• **TASK DESCRIPTION**
The required answer is every line of the data containing the word "screenshot".

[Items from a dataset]
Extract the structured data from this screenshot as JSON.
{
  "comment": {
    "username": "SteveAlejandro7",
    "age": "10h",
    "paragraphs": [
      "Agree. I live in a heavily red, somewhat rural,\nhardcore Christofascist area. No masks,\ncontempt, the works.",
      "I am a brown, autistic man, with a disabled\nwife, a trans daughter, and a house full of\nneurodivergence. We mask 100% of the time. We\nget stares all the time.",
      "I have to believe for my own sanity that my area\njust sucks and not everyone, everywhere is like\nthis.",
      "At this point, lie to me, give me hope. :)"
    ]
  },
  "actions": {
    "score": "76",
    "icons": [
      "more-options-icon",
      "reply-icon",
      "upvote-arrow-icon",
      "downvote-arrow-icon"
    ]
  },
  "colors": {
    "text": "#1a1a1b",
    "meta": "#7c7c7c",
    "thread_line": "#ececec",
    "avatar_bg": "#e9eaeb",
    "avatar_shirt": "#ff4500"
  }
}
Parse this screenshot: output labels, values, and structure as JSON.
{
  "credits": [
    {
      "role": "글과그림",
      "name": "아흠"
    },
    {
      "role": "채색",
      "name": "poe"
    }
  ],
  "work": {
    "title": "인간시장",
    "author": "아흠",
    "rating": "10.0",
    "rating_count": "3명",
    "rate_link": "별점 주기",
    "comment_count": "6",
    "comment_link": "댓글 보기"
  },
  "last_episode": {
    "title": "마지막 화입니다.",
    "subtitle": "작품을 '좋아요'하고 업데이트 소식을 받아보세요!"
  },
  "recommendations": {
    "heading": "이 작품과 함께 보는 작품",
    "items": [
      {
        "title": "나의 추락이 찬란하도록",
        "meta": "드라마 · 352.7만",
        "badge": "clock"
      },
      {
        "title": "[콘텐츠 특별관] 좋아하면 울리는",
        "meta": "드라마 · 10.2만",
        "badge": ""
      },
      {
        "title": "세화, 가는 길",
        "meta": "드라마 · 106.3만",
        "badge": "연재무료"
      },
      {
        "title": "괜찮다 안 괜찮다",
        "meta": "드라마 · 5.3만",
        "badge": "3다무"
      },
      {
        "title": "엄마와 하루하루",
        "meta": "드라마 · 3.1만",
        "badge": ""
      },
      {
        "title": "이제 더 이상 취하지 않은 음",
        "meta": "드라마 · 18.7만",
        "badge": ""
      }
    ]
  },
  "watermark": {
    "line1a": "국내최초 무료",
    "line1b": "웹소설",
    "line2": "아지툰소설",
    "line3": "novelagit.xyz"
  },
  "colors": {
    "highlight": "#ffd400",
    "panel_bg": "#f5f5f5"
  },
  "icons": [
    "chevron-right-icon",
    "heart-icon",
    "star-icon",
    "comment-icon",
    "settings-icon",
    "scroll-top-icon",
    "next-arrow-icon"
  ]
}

• **TASK RESULT**
Extract the structured data from this screenshot as JSON.
Parse this screenshot: output labels, values, and structure as JSON.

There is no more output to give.